Under the guidance of a private sector ‘VicConnect manager’ - a partner organisation contracted to support the new architecture - the single network will link up all of the data centre and server facilities currently operated by the state’s agencies to effectively establish a whole-of-government cloud.
Third party co-located facilities will eventually be invited to directly connect into the government network to supply to agencies from within their own security envelope.
“VicConnect will create a marketplace for technology services by providing access for multiple suppliers to government ICT spending," Rich-Phillips said in a statement.
“This will increase the choice of services available to departments, increase competition between suppliers and drive innovation and better value for money outcomes for government."
It is understood that the bulk of the $9.5 million will go towards securing the services of a VicConnect support firm to help design the new network and to run an operations and security centre supporting the architecture.
The Department of State Development, Business and Innovation called for expressions of interest in taking on the VicConnect support duties in March. A formal request for proposals will be sent to shortlisted bidders later this year.
The VicConnect program also includes the rethinking of a $461 bundle of telecommunications contracts known as the Telecommunications Purchasing and Management Strategy (TPAMS), which have been in place for more than 10 years.
“TPAMS was established over ten years ago. Since then, the telecommunications and broader ICT industry has changed dramatically, as has the size and nature of government demand for ICT,” Rich-Phillips said today.
The re-contesting of voice and data carriage deals, currently held by Telstra and Optus, will follow at a later date.
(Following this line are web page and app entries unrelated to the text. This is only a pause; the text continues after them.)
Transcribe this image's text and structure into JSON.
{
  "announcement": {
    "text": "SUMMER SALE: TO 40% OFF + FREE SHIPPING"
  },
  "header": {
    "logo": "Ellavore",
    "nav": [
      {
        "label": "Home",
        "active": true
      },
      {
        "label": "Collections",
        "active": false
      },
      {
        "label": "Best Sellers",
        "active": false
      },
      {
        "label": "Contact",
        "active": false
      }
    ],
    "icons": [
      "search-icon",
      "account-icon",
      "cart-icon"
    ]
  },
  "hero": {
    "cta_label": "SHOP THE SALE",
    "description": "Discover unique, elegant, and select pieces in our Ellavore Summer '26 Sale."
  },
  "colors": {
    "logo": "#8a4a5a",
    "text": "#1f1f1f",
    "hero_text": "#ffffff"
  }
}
The NSW government is currently pursuing a similar strategy, inviting vendors to set up operations within either of its two purpose-built data centres in Silverwater and Unanderra to supply directly to agencies from within their own security envelope.